*EXERCISE BRIEF:* Using the listing below, return each line exactly as it reads.

*DATASET:*
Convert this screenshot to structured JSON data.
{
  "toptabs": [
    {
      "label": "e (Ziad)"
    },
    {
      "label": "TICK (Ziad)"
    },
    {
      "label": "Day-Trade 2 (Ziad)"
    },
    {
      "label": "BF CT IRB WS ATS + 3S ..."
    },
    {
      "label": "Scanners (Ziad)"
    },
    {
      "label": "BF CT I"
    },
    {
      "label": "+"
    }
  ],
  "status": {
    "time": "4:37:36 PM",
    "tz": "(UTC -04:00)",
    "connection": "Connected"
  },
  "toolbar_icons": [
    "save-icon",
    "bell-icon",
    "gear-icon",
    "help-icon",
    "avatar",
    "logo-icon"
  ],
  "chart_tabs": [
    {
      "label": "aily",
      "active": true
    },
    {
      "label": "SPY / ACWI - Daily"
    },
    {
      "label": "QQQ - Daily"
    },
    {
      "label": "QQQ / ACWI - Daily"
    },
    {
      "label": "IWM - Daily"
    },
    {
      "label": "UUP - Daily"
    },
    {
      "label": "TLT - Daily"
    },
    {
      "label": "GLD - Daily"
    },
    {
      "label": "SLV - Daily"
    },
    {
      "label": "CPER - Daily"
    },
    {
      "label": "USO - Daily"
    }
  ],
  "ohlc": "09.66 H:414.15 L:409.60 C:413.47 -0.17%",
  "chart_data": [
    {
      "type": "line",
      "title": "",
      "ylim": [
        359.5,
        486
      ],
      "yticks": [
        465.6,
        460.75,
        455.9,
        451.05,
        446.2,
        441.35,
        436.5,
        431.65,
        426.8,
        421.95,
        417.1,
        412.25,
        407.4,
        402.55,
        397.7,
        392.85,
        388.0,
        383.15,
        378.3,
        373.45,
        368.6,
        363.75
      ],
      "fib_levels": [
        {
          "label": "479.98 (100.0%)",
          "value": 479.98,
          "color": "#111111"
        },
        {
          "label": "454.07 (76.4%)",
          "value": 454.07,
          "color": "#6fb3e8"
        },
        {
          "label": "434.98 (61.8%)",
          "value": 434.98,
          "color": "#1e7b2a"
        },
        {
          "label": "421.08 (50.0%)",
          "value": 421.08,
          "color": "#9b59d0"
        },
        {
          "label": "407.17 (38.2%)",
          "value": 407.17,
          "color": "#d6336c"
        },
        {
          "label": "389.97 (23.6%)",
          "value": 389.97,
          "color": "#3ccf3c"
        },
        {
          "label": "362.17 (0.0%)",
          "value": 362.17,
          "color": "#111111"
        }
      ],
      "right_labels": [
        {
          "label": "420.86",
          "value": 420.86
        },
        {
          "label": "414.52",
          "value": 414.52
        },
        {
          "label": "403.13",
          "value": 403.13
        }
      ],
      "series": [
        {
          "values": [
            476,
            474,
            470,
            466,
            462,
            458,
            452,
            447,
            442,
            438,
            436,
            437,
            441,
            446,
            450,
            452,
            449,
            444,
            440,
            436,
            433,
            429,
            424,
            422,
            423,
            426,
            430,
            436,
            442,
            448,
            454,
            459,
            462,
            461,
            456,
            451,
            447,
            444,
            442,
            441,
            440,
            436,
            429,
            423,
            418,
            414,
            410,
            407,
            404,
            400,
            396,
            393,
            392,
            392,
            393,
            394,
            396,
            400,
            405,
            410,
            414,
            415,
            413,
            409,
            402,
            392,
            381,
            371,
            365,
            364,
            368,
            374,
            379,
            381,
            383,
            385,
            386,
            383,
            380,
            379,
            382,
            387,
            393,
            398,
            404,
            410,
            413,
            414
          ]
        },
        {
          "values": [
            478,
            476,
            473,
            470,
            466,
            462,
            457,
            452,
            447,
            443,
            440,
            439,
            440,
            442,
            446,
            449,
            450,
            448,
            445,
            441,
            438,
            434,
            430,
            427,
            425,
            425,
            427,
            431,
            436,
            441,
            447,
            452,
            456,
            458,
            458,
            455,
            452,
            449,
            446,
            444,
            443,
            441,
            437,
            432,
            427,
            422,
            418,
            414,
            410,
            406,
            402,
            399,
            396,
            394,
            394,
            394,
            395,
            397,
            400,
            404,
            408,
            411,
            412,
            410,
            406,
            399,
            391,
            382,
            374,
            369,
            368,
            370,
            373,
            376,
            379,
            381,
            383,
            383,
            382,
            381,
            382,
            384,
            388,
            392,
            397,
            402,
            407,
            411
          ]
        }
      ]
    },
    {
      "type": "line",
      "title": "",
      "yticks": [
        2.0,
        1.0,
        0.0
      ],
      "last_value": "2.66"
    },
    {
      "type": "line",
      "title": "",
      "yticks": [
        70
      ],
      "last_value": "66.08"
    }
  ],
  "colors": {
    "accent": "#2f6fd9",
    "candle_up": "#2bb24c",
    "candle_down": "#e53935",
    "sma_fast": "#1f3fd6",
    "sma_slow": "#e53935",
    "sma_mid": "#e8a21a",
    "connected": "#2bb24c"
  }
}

*FINISHED EXERCISE:*
Convert this screenshot to structured JSON data.
{
  "toptabs": [
    {
      "label": "e (Ziad)"
    },
    {
      "label": "TICK (Ziad)"
    },
    {
      "label": "Day-Trade 2 (Ziad)"
    },
    {
      "label": "BF CT IRB WS ATS + 3S ..."
    },
    {
      "label": "Scanners (Ziad)"
    },
    {
      "label": "BF CT I"
    },
    {
      "label": "+"
    }
  ],
  "status": {
    "time": "4:37:36 PM",
    "tz": "(UTC -04:00)",
    "connection": "Connected"
  },
  "toolbar_icons": [
    "save-icon",
    "bell-icon",
    "gear-icon",
    "help-icon",
    "avatar",
    "logo-icon"
  ],
  "chart_tabs": [
    {
      "label": "aily",
      "active": true
    },
    {
      "label": "SPY / ACWI - Daily"
    },
    {
      "label": "QQQ - Daily"
    },
    {
      "label": "QQQ / ACWI - Daily"
    },
    {
      "label": "IWM - Daily"
    },
    {
      "label": "UUP - Daily"
    },
    {
      "label": "TLT - Daily"
    },
    {
      "label": "GLD - Daily"
    },
    {
      "label": "SLV - Daily"
    },
    {
      "label": "CPER - Daily"
    },
    {
      "label": "USO - Daily"
    }
  ],
  "ohlc": "09.66 H:414.15 L:409.60 C:413.47 -0.17%",
  "chart_data": [
    {
      "type": "line",
      "title": "",
      "ylim": [
        359.5,
        486
      ],
      "yticks": [
        465.6,
        460.75,
        455.9,
        451.05,
        446.2,
        441.35,
        436.5,
        431.65,
        426.8,
        421.95,
        417.1,
        412.25,
        407.4,
        402.55,
        397.7,
        392.85,
        388.0,
        383.15,
        378.3,
        373.45,
        368.6,
        363.75
      ],
      "fib_levels": [
        {
          "label": "479.98 (100.0%)",
          "value": 479.98,
          "color": "#111111"
        },
        {
          "label": "454.07 (76.4%)",
          "value": 454.07,
          "color": "#6fb3e8"
        },
        {
          "label": "434.98 (61.8%)",
          "value": 434.98,
          "color": "#1e7b2a"
        },
        {
          "label": "421.08 (50.0%)",
          "value": 421.08,
          "color": "#9b59d0"
        },
        {
          "label": "407.17 (38.2%)",
          "value": 407.17,
          "color": "#d6336c"
        },
        {
          "label": "389.97 (23.6%)",
          "value": 389.97,
          "color": "#3ccf3c"
        },
        {
          "label": "362.17 (0.0%)",
          "value": 362.17,
          "color": "#111111"
        }
      ],
      "right_labels": [
        {
          "label": "420.86",
          "value": 420.86
        },
        {
          "label": "414.52",
          "value": 414.52
        },
        {
          "label": "403.13",
          "value": 403.13
        }
      ],
      "series": [
        {
          "values": [
            476,
            474,
            470,
            466,
            462,
            458,
            452,
            447,
            442,
            438,
            436,
            437,
            441,
            446,
            450,
            452,
            449,
            444,
            440,
            436,
            433,
            429,
            424,
            422,
            423,
            426,
            430,
            436,
            442,
            448,
            454,
            459,
            462,
            461,
            456,
            451,
            447,
            444,
            442,
            441,
            440,
            436,
            429,
            423,
            418,
            414,
            410,
            407,
            404,
            400,
            396,
            393,
            392,
            392,
            393,
            394,
            396,
            400,
            405,
            410,
            414,
            415,
            413,
            409,
            402,
            392,
            381,
            371,
            365,
            364,
            368,
            374,
            379,
            381,
            383,
            385,
            386,
            383,
            380,
            379,
            382,
            387,
            393,
            398,
            404,
            410,
            413,
            414
          ]
        },
        {
          "values": [
            478,
            476,
            473,
            470,
            466,
            462,
            457,
            452,
            447,
            443,
            440,
            439,
            440,
            442,
            446,
            449,
            450,
            448,
            445,
            441,
            438,
            434,
            430,
            427,
            425,
            425,
            427,
            431,
            436,
            441,
            447,
            452,
            456,
            458,
            458,
            455,
            452,
            449,
            446,
            444,
            443,
            441,
            437,
            432,
            427,
            422,
            418,
            414,
            410,
            406,
            402,
            399,
            396,
            394,
            394,
            394,
            395,
            397,
            400,
            404,
            408,
            411,
            412,
            410,
            406,
            399,
            391,
            382,
            374,
            369,
            368,
            370,
            373,
            376,
            379,
            381,
            383,
            383,
            382,
            381,
            382,
            384,
            388,
            392,
            397,
            402,
            407,
            411
          ]
        }
      ]
    },
    {
      "type": "line",
      "title": "",
      "yticks": [
        2.0,
        1.0,
        0.0
      ],
      "last_value": "2.66"
    },
    {
      "type": "line",
      "title": "",
      "yticks": [
        70
      ],
      "last_value": "66.08"
    }
  ],
  "colors": {
    "accent": "#2f6fd9",
    "candle_up": "#2bb24c",
    "candle_down": "#e53935",
    "sma_fast": "#1f3fd6",
    "sma_slow": "#e53935",
    "sma_mid": "#e8a21a",
    "connected": "#2bb24c"
  }
}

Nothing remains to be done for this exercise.